Green initiative drives Franciscan Center

By    Sarah Demerly      


        Megan Drabek

Students, staff, alumni and dignified guests officially welcomed the Franciscan Center for Science and Media at the dedication and celebration ceremony Oct. 15.

One of the main themes of the ceremony focused on the environmentally friendly design and construction of the building.

“This modern and progressive building is a testament of many,” said Sister Mary Renetta Rumpz.

Throughout the entire building, water conservation is a primary focus. The Franciscan Center uses motion sensitive sinks, dual flush toilets and waterless urinals.  These few but detailed changes reduce water consumption by 50 percent. The water conservation also contributes to reducing pollutants by saving energy that would normally be used to treat sewage.                    

The Franciscan Center is bright and spacious. Daylight floods the gathering area through two-story windows and in doing so, reduces the necessity for manmade light.

According to the dedication program, to save on energy, the perimeter lights have daylight sensors and turn on when it’s dark. In addition, the classroom lights have occupancy sensors and automatically turn off when the room is vacated for 20 minutes.

Other significant conservation achievements in the Franciscan Center include a floor made of recycled and renewable cork. The cork for the floor covering is made from wine bottle stoppers.

A sedum roof covering doesn’t need mowing and provides a bit of flair opposed to a traditional garden. The rooftop garden insulates the building while maintaining the lifespan of the roof and filtering out pollutants.

The new science and media center has earned Leadership in Energy and Environmental Design certification. LEED is internationally recognized for its green building certification standards.

“LEED is third-party verification that a building or community was designed and built using strategies aimed at improving performance across all the metrics that matter most: energy savings, water efficiency, carbon dioxide emissions reduction, improved indoor environmental quality, and stewardship of resources and sensitivity to their impact,” according to

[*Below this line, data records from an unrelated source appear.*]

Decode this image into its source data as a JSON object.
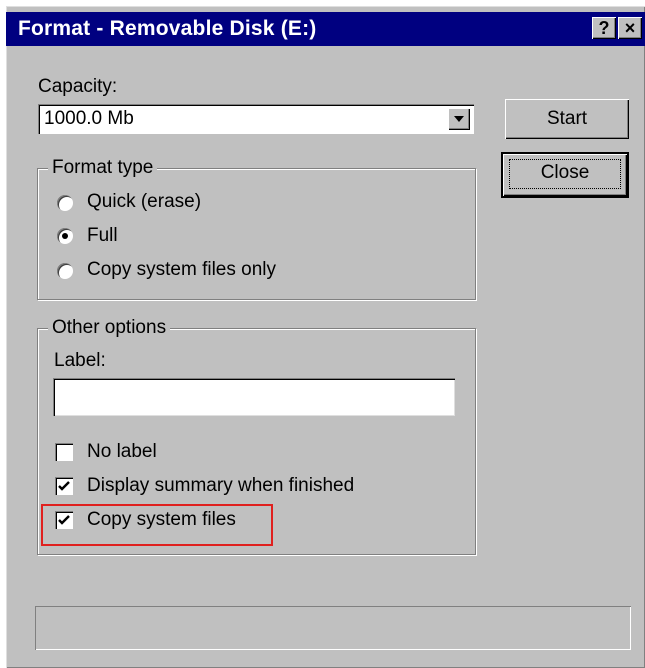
{
  "window": {
    "title": "Format - Removable Disk (E:)",
    "help_label": "?",
    "close_label": "×"
  },
  "capacity": {
    "label": "Capacity:",
    "value": "1000.0 Mb"
  },
  "buttons": {
    "start": "Start",
    "close": "Close"
  },
  "format_type": {
    "label": "Format type",
    "options": [
      {
        "label": "Quick (erase)",
        "selected": false
      },
      {
        "label": "Full",
        "selected": true
      },
      {
        "label": "Copy system files only",
        "selected": false
      }
    ]
  },
  "other_options": {
    "label": "Other options",
    "label_field": {
      "caption": "Label:",
      "value": ""
    },
    "checkboxes": [
      {
        "label": "No label",
        "checked": false
      },
      {
        "label": "Display summary when finished",
        "checked": true
      },
      {
        "label": "Copy system files",
        "checked": true,
        "highlighted": true
      }
    ]
  },
  "colors": {
    "titlebar": "#000080",
    "dialog": "#c0c0c0",
    "highlight": "#e0201e"
  }
}
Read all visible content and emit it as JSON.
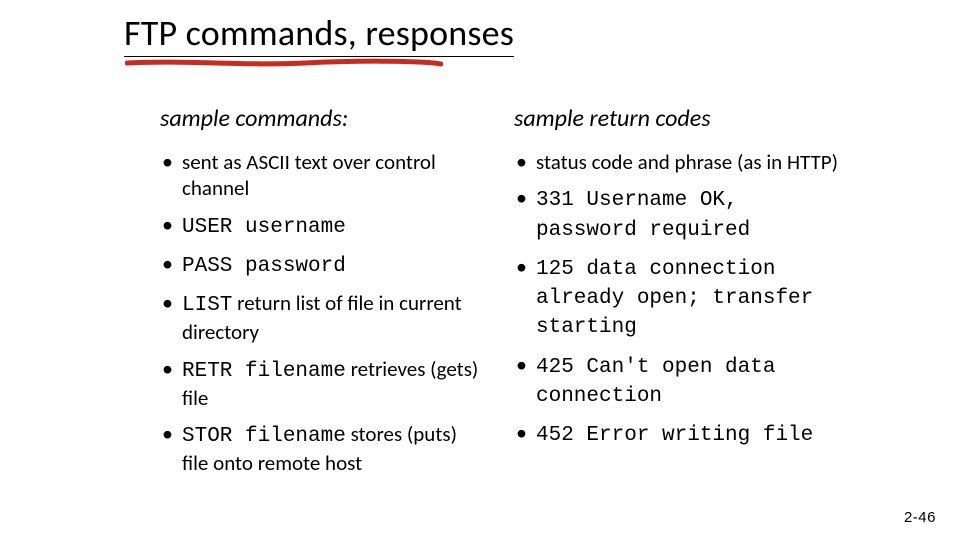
{
  "title": "FTP commands, responses",
  "left": {
    "header": "sample commands:",
    "items": [
      {
        "pre": "",
        "mono": "",
        "post": "sent as ASCII text over control channel"
      },
      {
        "pre": "",
        "mono": "USER username",
        "post": ""
      },
      {
        "pre": "",
        "mono": "PASS password",
        "post": ""
      },
      {
        "pre": "",
        "mono": "LIST",
        "post": " return list of file in current directory"
      },
      {
        "pre": "",
        "mono": "RETR filename",
        "post": " retrieves (gets) file"
      },
      {
        "pre": "",
        "mono": "STOR filename",
        "post": " stores (puts) file onto remote host"
      }
    ]
  },
  "right": {
    "header": "sample return codes",
    "items": [
      {
        "pre": "status code and phrase (as in HTTP)",
        "mono": "",
        "post": ""
      },
      {
        "pre": "",
        "mono": "331 Username OK, password required",
        "post": ""
      },
      {
        "pre": "",
        "mono": "125 data connection already open; transfer starting",
        "post": ""
      },
      {
        "pre": "",
        "mono": "425 Can't open data connection",
        "post": ""
      },
      {
        "pre": "",
        "mono": "452 Error writing file",
        "post": ""
      }
    ]
  },
  "slide_number": "2-46"
}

In spring 2010, the building will be officially complete by honoring the Archdiocese of Detroit Cardinals with Cardinals Square, a spacious garden with themes representing sin and redemption. Original sin is reflected by an apple tree while redemption is illustrated by a crucifix, beam of light and fountain.

Among the dignitaries who spoke at the ceremony, Sister Rose Marie Kujawa, President of Madonna University, touched everyone in attendance with her selfless grace.

“This is really a milestone event and one that cannot occur without everyone working so well together,” she said.  “I just thank you from the bottom of my heart for being here today.”